The hardest decision about any article is how to begin it. The lead must grab the reader with a provocative idea and continue with each paragraph to hold him or her in a tight grip, gradually adding information. The point of the information is to get readers so interested that they will stick around for the whole trip.
Readers can process only one idea at a time, and they do it in linear sequence. Much of the trouble that writers get into comes from trying to make one sentence do too much work. Never be afraid to break a long sentence into two short ones, or even three.
No less important than decisions about structure are decisions about individual words. Banality is the enemy of good writing; the challenge is to not write like everybody else.
No writing decision is too small to be worth a large expenditure of time. Both you and the reader know it when your finicky labor is rewarded by a sentence coming out right.
Readers should always feel that you know more about your subject than you've put in writing.
As a nonfiction writer you must get on the plane. If a subject interests you, go after it, even if it's in the next county or the next state or the next country. It's not going to come looking for you.
Decide what you want to do. Then decide to do it. Then do it.
Write as Well as You Can
[...] good writing can appear anywhere, even in the lowly newspaper, and that what matters is the writing itself, not the medium where it's published.
[...] quality is its own reward.
If you would like to write better than everybody else, you have to want to write better than everybody else. You must take an obsessive pride in the smallest details of your craft. And you must be willing to defend what you've written against the various middlemen – editors, agents and publishers – whose sights may be different from yours, whose standards not as high.
What a good editor brings to a piece of writing is an objective eye that the writer has long since lost, and there is no end of ways in which an editor can improve a manuscript: pruning, shaping, clarifying, tidying a hundred inconsistencies of tense and pronoun and location and tone, noticing all the sentences that could be read in two different ways, dividing awkward long sentences into short ones, putting the writer back on the main road if he has strayed down a side path, building bridges where the writer has lost the reader by not paying attention to his transitions, questioning matters of judgment and taste. An editor's hand must also be invisible. Whatever he adds in his own words shouldn't sound like his own words; they should sound like the writer's words.
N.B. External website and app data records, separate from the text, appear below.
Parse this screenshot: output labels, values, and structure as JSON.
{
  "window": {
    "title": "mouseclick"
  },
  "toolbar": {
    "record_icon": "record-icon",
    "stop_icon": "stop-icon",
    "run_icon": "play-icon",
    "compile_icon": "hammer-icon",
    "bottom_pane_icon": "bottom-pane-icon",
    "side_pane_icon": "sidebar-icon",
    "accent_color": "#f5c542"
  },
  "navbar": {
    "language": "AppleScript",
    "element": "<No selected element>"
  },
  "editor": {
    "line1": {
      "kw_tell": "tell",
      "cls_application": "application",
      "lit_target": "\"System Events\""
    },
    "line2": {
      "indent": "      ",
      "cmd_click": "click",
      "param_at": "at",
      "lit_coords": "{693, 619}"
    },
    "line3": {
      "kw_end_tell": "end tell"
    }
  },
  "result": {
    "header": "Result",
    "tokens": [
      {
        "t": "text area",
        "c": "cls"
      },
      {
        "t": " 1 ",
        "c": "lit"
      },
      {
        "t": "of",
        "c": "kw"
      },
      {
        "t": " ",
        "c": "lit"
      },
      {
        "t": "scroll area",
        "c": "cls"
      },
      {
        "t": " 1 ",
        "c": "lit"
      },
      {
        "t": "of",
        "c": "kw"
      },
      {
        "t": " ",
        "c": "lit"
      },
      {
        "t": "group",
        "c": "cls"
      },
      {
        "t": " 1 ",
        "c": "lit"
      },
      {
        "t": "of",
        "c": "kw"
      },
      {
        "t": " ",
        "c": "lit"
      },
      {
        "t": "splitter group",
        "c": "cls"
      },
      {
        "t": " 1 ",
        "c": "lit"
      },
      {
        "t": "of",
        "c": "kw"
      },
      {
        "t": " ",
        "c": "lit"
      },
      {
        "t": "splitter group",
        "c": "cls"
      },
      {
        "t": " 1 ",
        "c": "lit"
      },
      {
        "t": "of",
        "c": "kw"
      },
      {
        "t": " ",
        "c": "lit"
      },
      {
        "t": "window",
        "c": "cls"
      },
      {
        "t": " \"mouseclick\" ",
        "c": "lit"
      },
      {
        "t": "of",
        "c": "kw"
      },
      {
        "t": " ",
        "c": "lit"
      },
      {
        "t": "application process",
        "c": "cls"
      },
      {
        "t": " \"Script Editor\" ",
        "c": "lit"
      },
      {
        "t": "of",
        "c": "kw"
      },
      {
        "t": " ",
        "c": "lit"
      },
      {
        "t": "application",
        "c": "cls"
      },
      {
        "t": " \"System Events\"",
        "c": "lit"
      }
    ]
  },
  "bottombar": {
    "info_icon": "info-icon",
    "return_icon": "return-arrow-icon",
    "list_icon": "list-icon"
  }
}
Writing well means believing in your writing and believing in yourself, taking risks, daring to be different, pushing yourself to excel. You will write only as well as you make yourself write.